→ WORK ORDER
Copy every line from the records that holds the word "wring".
SOURCE RECORDS: Begin
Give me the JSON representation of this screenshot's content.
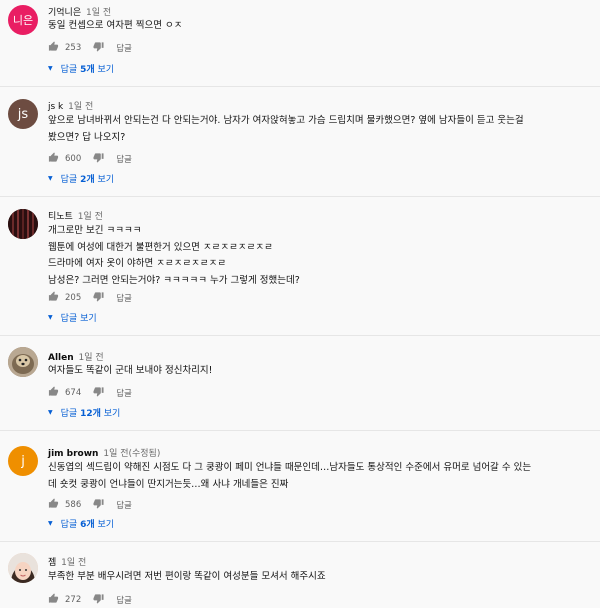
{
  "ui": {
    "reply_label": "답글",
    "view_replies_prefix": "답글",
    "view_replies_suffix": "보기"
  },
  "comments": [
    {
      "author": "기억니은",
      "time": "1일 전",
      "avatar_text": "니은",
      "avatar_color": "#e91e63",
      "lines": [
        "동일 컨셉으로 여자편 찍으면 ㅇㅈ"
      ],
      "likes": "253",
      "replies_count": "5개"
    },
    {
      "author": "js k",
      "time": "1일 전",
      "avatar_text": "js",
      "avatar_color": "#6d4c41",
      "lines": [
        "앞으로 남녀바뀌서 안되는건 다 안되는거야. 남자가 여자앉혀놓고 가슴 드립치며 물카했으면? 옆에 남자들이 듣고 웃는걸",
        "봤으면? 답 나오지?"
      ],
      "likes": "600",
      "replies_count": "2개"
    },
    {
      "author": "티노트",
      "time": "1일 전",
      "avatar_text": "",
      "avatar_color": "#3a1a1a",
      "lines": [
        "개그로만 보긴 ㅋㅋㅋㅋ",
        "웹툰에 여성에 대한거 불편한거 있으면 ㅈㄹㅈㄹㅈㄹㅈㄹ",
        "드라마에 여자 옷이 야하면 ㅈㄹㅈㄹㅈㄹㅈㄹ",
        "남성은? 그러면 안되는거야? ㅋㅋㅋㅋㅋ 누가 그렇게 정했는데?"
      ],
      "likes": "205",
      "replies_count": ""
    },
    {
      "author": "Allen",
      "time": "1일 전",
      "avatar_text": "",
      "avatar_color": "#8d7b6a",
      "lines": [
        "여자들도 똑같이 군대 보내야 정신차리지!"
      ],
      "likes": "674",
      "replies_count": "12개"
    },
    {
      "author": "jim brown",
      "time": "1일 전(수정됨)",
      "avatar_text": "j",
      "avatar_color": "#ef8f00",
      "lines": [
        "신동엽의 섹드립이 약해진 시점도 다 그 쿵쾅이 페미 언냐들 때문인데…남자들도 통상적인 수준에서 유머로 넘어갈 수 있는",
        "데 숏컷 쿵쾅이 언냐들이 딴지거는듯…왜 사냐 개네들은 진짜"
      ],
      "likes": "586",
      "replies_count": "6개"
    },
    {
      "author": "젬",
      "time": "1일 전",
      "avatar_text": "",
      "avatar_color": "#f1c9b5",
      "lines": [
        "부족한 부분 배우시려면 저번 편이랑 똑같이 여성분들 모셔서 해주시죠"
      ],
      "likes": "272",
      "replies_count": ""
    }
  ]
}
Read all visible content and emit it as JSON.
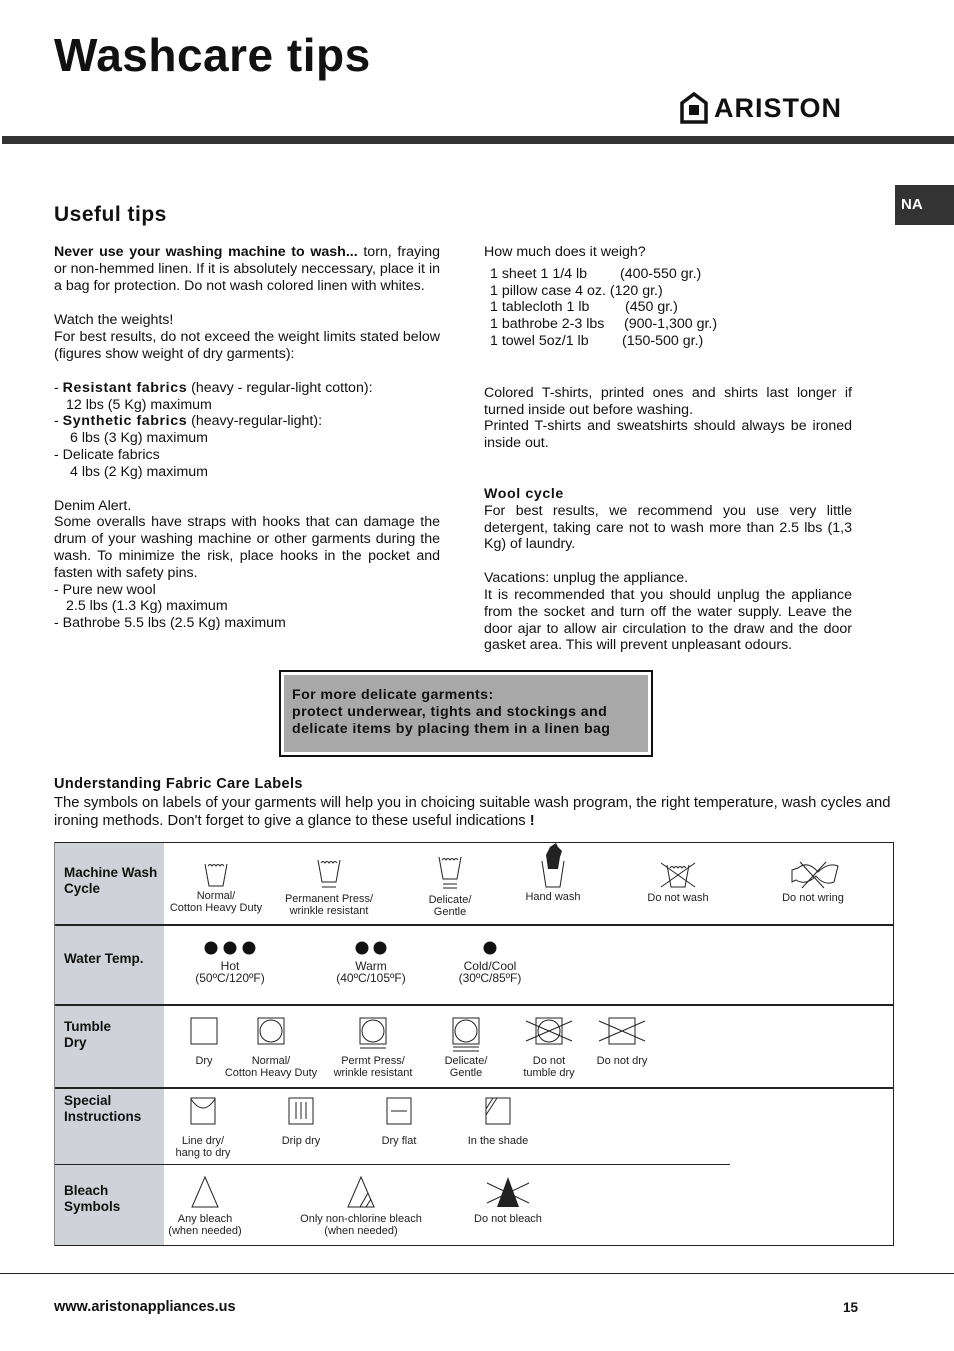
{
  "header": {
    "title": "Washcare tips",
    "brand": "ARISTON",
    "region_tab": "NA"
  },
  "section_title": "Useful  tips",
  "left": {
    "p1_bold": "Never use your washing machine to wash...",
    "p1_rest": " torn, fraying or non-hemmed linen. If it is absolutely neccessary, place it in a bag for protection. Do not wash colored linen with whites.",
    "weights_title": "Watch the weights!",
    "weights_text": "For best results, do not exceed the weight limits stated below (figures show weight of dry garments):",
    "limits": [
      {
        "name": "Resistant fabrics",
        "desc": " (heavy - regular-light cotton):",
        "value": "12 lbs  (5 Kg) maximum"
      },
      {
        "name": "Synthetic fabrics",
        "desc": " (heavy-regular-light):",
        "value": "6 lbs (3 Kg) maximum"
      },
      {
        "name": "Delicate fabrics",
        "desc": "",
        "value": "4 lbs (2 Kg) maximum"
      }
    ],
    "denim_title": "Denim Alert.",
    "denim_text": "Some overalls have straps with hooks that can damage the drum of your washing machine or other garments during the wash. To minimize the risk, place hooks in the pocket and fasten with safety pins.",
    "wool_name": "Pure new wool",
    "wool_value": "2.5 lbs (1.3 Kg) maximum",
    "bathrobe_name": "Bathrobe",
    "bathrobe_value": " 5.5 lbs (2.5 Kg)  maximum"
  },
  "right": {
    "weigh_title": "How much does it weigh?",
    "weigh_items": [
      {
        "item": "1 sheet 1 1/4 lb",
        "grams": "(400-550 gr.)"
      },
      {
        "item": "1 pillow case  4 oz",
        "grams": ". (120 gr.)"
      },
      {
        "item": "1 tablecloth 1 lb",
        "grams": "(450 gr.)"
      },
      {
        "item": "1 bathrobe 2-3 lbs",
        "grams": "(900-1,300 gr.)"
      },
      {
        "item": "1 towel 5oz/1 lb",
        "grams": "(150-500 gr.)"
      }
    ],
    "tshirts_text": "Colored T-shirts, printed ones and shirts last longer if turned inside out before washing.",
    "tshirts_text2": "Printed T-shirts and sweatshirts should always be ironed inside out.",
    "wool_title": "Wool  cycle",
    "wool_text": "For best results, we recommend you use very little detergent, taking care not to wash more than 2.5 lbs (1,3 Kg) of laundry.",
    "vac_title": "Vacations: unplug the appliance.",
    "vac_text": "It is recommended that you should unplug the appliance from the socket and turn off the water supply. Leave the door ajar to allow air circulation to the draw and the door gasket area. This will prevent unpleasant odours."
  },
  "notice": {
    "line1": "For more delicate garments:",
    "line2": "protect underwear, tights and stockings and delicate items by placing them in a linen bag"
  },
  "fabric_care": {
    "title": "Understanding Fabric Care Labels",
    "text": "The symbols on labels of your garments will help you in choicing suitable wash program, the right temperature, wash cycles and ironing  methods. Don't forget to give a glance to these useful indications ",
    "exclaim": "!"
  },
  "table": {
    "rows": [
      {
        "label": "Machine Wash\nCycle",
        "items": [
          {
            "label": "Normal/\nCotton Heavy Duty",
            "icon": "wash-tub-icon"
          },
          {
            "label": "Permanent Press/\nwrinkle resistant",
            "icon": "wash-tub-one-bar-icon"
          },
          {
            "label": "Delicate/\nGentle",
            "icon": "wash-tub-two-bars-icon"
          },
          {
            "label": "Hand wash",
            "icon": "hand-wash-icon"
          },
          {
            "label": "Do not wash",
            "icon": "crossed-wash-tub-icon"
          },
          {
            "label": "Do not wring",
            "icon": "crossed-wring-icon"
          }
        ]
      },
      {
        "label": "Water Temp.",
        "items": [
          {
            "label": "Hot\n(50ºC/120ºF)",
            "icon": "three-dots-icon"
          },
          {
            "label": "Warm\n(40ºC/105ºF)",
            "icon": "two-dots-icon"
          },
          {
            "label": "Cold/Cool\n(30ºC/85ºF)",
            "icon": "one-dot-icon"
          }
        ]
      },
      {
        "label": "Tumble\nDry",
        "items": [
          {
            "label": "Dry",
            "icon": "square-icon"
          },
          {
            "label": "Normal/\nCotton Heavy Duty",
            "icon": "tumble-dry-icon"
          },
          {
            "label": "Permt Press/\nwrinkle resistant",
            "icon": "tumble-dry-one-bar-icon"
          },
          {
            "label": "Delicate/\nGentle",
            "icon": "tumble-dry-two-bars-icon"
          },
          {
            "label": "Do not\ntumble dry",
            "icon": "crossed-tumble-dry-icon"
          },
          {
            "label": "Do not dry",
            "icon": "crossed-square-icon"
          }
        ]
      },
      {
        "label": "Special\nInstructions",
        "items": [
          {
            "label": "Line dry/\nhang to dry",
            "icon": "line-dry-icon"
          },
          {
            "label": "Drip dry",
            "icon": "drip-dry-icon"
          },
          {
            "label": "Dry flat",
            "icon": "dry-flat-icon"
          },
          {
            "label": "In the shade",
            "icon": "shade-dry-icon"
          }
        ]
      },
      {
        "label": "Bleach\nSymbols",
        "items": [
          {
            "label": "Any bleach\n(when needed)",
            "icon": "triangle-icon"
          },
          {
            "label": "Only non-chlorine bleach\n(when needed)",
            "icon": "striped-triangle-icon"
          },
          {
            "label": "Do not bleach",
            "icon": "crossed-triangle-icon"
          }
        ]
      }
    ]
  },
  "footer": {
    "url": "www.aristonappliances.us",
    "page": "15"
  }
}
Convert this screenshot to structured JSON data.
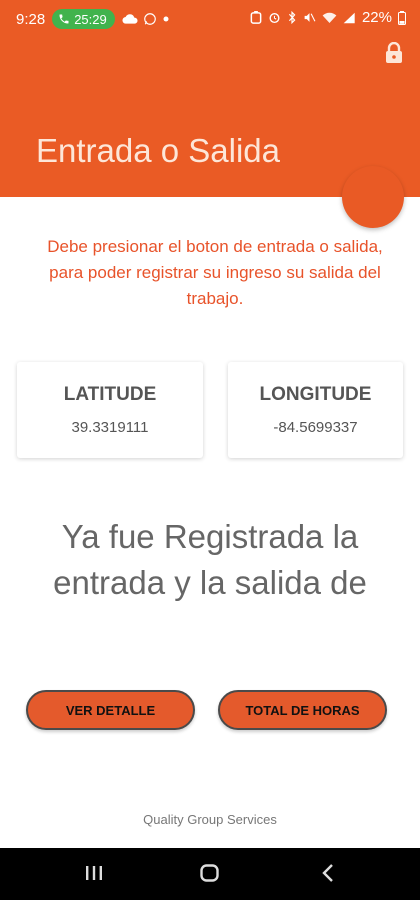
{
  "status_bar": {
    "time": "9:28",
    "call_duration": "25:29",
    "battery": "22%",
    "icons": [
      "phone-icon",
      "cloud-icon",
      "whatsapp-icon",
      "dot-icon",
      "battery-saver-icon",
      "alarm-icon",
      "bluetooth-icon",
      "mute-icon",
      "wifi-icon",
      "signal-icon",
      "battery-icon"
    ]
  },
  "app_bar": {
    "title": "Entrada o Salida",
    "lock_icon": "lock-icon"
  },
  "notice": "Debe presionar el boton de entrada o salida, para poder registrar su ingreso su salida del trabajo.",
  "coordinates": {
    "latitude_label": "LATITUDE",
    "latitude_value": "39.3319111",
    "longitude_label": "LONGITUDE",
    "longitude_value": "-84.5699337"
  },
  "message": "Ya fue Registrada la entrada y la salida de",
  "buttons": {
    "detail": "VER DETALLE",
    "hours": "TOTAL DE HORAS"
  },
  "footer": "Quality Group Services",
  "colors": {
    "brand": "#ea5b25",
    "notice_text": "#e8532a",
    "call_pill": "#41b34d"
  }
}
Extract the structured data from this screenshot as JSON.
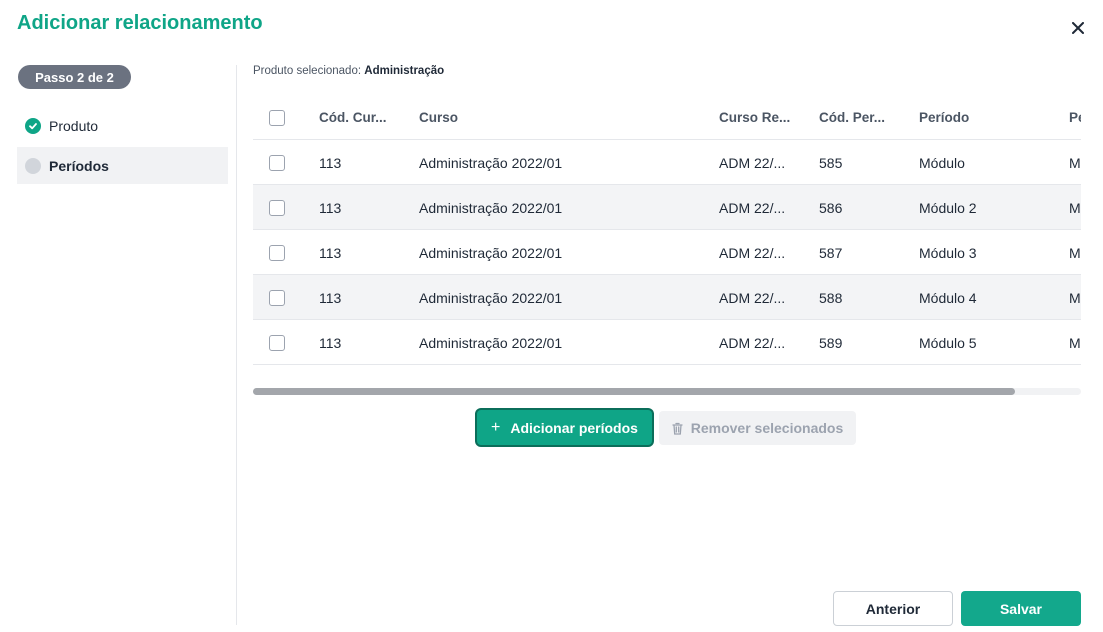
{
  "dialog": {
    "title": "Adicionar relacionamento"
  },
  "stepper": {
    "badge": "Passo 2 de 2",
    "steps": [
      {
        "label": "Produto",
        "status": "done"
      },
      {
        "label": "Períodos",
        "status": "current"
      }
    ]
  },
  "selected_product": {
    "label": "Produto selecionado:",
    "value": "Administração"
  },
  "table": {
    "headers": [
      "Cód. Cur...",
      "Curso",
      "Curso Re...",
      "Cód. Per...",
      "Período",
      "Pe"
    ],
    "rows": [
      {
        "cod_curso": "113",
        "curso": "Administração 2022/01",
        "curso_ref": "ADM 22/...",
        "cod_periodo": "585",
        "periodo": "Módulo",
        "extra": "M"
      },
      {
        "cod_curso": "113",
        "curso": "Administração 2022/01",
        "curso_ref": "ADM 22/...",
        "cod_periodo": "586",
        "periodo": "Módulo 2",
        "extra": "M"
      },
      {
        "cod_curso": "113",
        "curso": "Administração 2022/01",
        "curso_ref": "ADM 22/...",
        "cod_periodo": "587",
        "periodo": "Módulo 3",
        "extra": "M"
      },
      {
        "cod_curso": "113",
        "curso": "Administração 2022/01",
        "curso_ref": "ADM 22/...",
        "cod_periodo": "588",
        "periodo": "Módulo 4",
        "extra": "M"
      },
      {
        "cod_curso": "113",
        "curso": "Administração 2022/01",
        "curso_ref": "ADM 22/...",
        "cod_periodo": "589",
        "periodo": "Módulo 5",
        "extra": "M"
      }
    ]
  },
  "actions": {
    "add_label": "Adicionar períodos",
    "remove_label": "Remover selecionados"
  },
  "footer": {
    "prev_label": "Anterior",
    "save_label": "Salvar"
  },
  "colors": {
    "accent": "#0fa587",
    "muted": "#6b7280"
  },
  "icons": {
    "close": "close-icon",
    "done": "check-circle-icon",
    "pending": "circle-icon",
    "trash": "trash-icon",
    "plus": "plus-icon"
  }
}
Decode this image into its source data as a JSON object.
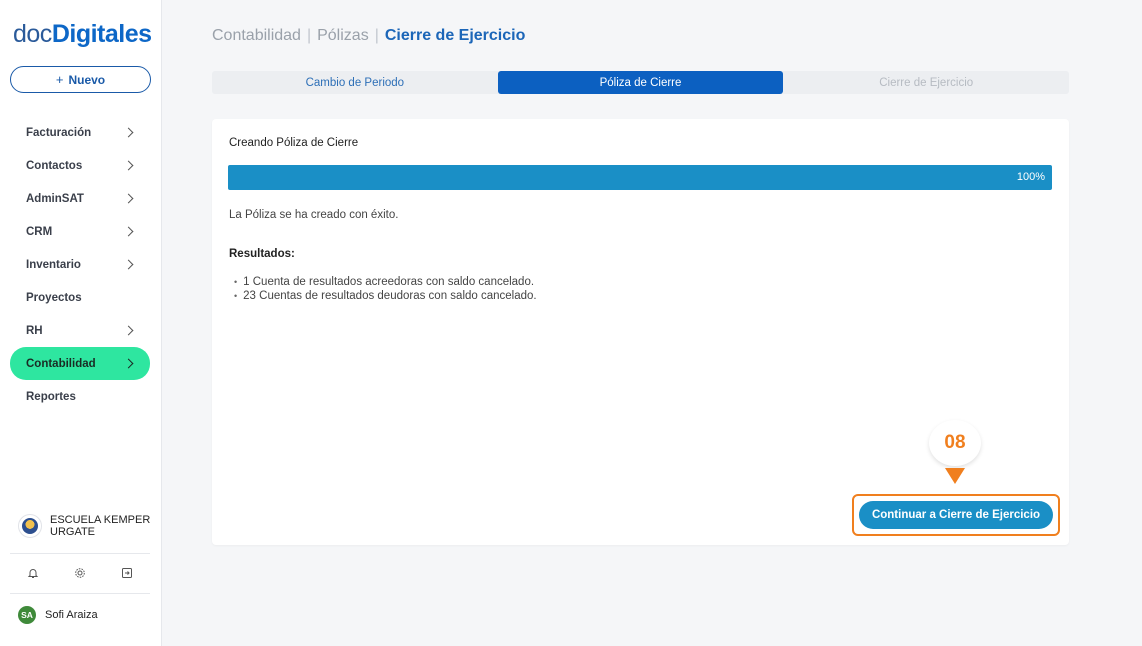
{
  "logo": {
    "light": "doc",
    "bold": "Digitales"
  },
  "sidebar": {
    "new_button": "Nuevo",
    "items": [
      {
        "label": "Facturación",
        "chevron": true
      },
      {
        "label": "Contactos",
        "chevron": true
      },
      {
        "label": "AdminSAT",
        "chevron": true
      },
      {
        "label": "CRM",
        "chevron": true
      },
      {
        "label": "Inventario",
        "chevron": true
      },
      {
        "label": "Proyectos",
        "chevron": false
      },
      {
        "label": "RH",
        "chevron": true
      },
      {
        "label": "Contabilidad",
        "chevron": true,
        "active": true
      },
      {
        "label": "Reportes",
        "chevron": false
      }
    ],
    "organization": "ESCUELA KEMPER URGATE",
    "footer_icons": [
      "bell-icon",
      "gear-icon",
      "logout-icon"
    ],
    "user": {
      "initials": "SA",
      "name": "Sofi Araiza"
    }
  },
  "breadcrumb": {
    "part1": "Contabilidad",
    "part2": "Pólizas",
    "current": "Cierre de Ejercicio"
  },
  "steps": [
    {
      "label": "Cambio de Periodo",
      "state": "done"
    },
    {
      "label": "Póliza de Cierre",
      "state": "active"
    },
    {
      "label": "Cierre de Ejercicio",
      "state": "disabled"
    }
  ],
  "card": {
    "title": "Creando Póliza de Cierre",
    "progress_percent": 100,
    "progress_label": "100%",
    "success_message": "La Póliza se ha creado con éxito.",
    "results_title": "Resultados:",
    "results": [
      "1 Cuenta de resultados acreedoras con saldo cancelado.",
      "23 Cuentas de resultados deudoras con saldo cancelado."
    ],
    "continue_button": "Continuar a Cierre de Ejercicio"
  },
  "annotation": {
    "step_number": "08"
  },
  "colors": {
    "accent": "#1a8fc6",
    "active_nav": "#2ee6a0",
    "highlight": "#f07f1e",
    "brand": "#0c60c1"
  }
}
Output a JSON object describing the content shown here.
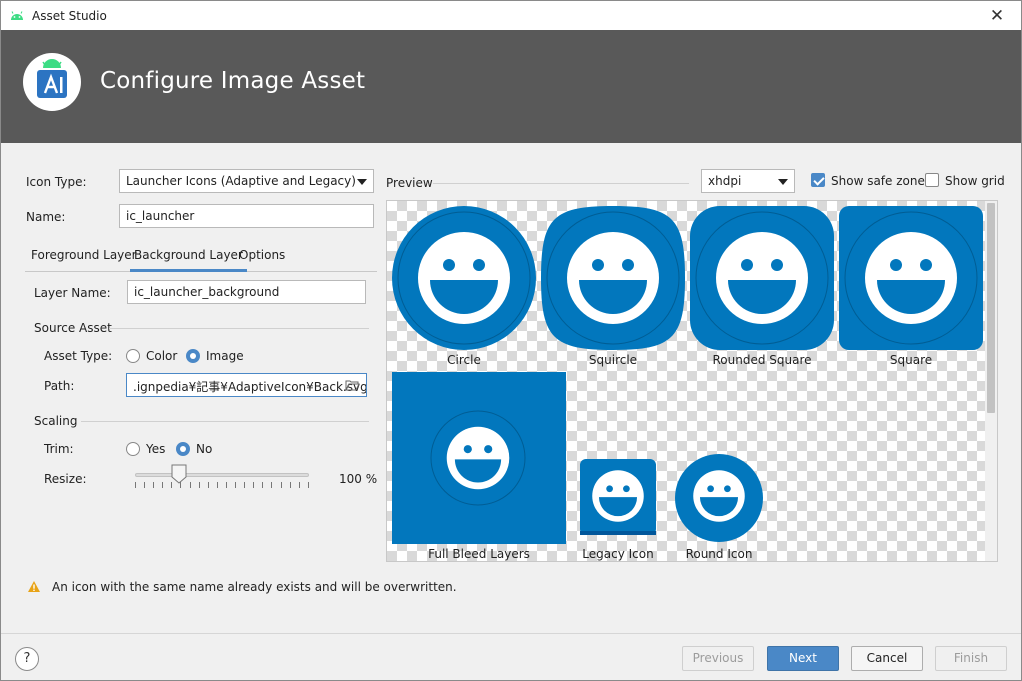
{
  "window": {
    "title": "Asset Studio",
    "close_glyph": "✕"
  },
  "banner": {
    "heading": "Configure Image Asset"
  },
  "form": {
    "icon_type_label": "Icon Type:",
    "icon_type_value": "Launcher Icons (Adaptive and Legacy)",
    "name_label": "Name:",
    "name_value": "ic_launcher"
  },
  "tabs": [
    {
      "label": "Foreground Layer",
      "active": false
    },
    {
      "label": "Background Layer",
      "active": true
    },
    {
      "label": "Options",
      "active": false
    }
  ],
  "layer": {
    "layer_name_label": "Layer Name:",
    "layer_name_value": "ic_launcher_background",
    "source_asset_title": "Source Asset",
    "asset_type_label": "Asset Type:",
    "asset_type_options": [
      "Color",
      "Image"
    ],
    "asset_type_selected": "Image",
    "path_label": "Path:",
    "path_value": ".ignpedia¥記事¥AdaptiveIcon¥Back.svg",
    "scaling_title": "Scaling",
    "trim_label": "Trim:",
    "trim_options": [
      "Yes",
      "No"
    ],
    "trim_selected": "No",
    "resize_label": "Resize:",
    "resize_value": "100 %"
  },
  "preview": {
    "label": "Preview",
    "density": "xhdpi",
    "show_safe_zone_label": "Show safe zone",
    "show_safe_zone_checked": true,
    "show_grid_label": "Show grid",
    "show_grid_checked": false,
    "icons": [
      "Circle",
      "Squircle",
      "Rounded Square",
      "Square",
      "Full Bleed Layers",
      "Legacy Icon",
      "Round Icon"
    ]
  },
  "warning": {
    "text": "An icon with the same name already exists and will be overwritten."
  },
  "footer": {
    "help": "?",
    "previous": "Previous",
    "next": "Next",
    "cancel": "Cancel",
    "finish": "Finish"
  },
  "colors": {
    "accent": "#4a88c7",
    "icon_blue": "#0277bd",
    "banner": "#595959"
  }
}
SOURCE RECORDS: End
→ RESULT OF THE TASK
            "label": "Do not wring",
            "icon": "crossed-wring-icon"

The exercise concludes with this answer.